1) Patients with MPFD had a lower mean plasma PlGF concentration (p=0.03) and higher mean plasma concentrations of sVEGFR-1 and sEng (both p<0.01) than controls, adjusted for potential confounders; 2) the mean plasma concentration of PlGF differed further among cases and controls as a function of gestational age interval (p<0.0001); however, mean sVEGFR-1 and sEng group differences as a function of gestational age interval approached but did not reach significance (p=0.09, p=0.11, respectively); 3) patients with MPFD had lower mean plasma concentrations of PlGF/sVEGFR-1 (p<0.0001) and PlGF/sEng (p<0.001); both of these relationships differed further as a function of gestational age interval (both p<0.0001); and 4) differences in mean sVEGFR-1, sEng, and the ratios of PlGF/sVEGFR-1 and PlGF/sEng were observed before 20 weeks of gestation.
Conclusion
An imbalance of angiogenic/anti-angiogenic factors is present in patients with MPFD prior to the diagnosis. We propose that these changes participate in the mechanisms responsible for adverse pregnancy outcomes in patients with MPFD.
doi:10.1016/j.ajog.2013.01.017
PMCID: PMC3939787  PMID: 23333548
maternal floor infarction; recurrent pregnancy loss; flt-1; soluble vascular endothelial growth factor; placental growth factor; soluble endoglin
25.  Variation in endoglin pathway genes is associated with preeclampsia: a case–control candidate gene association study 
Background
Preeclampsia is a hypertensive, multi-system pregnancy disorder whose pathophysiology remains unclear. Elevations in circulating soluble endoglin (sENG) and placental/blood ENG mRNA expression antedate the clinical onset of preeclampsia. This study investigated if endoglin (ENG) pathway genetic variation was also associated with the development of preeclampsia.
Methods
We used a case–control candidate gene association design. Data from 355 white (181 preeclampsia cases/174 controls) and 60 black (30 preeclampsia cases/30 controls) women matched on ancestry, age, and parity were analyzed. Tagging single nucleotide polymorphisms (tSNPs) and potentially functional SNPs in ENG, TGFβ1, TGFβR1, ALK1, and TGFβR2 were genotyped with iPLEX® and TaqMan®. Chi-square or Fisher’s exact tests were used to conduct allele/genotype/haplotype tests in white/black subgroups separately. Odds ratios were computed with binary logistic regression for tSNPs with significant genotype tests.

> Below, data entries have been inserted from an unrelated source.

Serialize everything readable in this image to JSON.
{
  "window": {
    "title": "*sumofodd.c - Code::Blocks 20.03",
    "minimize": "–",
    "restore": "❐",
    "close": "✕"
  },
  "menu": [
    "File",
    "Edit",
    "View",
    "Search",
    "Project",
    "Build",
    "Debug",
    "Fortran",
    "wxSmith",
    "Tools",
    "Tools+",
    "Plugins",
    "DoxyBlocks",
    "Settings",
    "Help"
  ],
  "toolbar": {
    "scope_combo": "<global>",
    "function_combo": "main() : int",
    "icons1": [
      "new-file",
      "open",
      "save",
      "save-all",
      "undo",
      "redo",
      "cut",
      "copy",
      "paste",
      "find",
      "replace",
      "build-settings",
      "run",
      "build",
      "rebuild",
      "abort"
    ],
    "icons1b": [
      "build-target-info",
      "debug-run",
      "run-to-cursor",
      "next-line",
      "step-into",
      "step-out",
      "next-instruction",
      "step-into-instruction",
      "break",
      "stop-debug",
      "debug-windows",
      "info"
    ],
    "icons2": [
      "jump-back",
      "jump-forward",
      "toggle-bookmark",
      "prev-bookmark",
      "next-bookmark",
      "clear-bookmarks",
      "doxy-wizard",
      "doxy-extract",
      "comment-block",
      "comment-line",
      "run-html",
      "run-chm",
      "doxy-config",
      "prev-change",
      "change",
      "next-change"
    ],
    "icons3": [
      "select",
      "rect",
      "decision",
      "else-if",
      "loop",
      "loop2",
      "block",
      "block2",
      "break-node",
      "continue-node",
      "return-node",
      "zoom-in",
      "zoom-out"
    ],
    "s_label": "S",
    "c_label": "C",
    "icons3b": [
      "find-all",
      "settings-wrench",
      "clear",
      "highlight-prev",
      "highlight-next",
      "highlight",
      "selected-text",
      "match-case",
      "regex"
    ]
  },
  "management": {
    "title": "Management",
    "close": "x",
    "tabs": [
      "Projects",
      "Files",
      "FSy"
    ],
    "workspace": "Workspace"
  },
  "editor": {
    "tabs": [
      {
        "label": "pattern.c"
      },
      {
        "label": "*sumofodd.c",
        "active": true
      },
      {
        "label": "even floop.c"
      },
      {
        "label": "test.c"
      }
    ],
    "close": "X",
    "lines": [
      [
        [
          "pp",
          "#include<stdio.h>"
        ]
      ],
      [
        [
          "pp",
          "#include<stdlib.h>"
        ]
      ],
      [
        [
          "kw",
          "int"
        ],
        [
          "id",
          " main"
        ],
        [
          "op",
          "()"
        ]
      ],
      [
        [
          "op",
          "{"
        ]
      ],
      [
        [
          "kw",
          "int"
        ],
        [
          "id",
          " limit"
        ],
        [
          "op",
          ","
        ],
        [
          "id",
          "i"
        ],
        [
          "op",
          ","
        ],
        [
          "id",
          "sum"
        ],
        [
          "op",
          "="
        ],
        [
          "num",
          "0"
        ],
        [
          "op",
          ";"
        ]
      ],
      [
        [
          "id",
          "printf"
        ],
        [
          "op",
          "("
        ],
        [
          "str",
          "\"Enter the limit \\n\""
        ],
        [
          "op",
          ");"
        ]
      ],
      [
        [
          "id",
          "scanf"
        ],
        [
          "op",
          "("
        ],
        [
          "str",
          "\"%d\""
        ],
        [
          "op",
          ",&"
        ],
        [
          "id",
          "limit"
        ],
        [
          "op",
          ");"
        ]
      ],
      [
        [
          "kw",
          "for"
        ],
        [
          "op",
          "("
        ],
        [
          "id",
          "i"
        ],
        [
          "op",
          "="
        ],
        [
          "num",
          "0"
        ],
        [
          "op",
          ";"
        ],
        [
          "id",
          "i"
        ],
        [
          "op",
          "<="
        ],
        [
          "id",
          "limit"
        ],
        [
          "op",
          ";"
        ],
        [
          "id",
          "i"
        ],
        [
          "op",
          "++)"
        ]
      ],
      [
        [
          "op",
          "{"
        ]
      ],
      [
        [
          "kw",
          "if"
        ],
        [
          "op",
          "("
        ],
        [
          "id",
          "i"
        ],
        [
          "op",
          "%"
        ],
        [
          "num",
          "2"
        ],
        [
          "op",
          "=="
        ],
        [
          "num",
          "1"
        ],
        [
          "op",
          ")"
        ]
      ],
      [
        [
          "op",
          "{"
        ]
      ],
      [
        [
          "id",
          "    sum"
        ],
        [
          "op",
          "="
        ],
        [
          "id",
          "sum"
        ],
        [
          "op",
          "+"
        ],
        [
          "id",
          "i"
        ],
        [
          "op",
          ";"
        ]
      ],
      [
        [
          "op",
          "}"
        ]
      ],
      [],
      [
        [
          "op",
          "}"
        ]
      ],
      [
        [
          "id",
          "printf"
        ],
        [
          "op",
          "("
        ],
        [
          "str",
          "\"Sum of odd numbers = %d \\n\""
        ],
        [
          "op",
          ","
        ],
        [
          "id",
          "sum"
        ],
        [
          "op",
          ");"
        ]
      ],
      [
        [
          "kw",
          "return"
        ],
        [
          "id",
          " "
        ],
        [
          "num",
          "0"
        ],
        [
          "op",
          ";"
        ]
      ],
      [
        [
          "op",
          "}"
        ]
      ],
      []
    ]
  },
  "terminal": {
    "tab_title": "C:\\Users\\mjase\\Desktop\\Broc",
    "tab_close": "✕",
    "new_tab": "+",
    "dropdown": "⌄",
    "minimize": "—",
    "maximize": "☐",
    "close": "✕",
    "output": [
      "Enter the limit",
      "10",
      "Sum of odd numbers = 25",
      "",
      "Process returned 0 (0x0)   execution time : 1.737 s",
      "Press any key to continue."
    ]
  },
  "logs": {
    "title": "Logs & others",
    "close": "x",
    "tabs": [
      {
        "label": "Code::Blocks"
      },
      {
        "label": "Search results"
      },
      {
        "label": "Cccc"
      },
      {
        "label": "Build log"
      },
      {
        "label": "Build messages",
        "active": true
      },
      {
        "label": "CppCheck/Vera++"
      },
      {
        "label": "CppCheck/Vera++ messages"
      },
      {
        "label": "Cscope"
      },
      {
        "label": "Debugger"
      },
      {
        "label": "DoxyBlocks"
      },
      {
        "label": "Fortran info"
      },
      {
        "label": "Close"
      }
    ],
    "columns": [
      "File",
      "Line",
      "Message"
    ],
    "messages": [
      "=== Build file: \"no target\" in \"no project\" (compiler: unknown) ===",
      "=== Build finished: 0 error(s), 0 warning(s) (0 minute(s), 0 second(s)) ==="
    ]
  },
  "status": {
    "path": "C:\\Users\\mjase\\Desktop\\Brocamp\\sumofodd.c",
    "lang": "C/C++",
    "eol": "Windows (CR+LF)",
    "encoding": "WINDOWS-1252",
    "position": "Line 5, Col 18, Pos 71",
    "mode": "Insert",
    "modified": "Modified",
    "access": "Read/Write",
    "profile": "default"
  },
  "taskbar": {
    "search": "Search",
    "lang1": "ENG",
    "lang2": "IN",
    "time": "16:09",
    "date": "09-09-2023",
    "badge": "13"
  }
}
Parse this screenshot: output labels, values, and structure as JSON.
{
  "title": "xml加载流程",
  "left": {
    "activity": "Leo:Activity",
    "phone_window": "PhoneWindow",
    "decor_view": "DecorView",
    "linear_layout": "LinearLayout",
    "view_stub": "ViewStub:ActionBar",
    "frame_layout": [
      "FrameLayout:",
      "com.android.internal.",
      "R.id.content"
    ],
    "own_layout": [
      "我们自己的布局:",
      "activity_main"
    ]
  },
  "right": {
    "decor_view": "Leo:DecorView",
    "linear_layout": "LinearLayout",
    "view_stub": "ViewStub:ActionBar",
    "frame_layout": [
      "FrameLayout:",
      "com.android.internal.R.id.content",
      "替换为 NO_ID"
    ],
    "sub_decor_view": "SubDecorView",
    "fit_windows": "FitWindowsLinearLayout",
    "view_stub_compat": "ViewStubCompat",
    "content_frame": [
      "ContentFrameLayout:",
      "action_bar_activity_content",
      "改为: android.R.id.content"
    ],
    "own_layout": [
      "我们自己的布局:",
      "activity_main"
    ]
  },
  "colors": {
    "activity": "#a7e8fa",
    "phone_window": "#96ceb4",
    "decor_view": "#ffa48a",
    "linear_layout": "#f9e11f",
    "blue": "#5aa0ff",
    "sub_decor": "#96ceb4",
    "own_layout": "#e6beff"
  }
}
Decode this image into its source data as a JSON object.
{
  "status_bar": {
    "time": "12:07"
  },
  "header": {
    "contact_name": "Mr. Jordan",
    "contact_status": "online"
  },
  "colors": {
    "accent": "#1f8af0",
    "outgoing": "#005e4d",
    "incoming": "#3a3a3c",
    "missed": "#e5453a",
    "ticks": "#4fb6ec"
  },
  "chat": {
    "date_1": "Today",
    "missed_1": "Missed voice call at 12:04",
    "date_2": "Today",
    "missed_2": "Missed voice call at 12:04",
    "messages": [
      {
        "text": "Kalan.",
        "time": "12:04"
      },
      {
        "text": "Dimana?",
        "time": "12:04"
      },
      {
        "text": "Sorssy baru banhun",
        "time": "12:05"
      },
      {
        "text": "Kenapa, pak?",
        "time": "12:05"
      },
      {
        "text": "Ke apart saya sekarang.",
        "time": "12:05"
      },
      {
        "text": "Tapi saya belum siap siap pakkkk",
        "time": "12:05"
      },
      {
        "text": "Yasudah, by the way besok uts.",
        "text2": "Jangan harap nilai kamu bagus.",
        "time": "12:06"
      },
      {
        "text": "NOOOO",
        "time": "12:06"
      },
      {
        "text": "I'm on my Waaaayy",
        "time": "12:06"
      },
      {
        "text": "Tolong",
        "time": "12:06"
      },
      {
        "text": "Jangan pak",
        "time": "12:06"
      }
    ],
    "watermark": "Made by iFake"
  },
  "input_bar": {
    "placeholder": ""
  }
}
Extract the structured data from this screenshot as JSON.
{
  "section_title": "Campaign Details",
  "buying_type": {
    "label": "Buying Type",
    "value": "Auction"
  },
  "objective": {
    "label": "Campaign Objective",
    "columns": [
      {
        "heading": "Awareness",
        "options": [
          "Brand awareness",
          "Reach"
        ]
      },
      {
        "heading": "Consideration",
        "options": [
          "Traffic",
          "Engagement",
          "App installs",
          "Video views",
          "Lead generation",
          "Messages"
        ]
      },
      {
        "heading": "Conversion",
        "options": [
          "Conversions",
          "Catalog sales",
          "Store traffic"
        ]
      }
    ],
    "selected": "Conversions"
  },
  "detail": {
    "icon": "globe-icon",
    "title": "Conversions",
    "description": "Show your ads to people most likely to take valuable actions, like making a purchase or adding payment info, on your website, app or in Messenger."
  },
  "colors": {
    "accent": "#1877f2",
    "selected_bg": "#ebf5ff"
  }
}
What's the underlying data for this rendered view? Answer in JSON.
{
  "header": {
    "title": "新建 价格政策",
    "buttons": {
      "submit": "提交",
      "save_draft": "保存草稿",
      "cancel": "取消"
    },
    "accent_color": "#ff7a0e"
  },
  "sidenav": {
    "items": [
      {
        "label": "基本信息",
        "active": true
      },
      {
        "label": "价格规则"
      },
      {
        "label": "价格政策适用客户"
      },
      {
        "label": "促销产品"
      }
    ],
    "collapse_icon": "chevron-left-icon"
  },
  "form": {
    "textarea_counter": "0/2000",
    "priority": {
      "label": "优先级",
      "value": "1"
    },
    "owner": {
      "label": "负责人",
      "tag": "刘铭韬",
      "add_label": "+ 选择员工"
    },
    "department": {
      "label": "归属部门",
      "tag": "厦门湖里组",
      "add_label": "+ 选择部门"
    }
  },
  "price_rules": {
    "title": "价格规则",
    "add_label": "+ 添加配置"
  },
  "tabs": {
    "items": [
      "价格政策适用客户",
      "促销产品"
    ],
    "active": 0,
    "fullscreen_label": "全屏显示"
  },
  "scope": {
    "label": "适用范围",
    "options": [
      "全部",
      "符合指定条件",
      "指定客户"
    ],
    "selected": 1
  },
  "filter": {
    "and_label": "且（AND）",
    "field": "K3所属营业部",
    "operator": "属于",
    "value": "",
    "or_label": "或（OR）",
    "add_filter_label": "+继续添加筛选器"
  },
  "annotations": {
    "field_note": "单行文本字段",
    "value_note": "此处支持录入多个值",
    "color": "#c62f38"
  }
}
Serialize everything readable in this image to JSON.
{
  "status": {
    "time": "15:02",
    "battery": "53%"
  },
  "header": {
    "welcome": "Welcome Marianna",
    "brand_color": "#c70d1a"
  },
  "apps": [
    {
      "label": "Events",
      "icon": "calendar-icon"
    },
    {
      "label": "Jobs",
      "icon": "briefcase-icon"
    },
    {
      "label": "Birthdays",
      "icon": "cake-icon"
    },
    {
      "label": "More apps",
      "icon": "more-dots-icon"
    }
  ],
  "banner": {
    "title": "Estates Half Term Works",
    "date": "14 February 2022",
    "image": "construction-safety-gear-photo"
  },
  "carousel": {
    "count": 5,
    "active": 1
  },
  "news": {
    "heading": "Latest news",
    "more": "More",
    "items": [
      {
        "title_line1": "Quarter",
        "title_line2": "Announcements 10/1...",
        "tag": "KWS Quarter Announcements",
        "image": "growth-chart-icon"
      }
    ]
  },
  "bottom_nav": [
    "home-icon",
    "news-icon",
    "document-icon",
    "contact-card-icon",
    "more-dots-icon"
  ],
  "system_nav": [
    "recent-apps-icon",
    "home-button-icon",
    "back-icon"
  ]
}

Results
Of the 49 SNPs evaluated, variation in two ENG tSNPs (rs11792480, rs10121110) and one TGFβR2 tSNP (rs6550005) was associated with preeclampsia in white women (P <0.05, each). In black women, variation in two TGFβ1 tSNPs (rs4803455, rs4803457), one TGFβR1 tSNP (rs10739778), and three TGFβR2 tSNPs (rs6550005, rs1346907, rs877572) was associated with preeclampsia (P <0.05, each). Further evaluation of ENG tSNP rs10121110 revealed that white women inheriting the AA genotype were 2.29 times more likely to develop preeclampsia compared to the GG genotype (P = 0.008, [99% CI: 1.02 to 5.13]). For black women, similar evaluation of TGFβ1 tSNP rs4803457 revealed women inheriting the CT genotype were 7.44 times more likely to develop preeclampsia than those with the CC genotype (P = 0.005, [99% CI: 1.19 to 46.41]).
Conclusions
ENG pathway genetic variation is associated with preeclampsia. Different ENG pathway genes may be involved in preeclampsia development among white and black women. Additional studies are needed to validate these findings and to determine if genetic variation in ENG pathway genes impacts ENG and sENG levels in preeclampsia.
doi:10.1186/1471-2393-13-82
PMCID: PMC3651360  PMID: 23548068
Endoglin; Genetic association study; Preeclampsia; SNP

Results 1-25 (696021)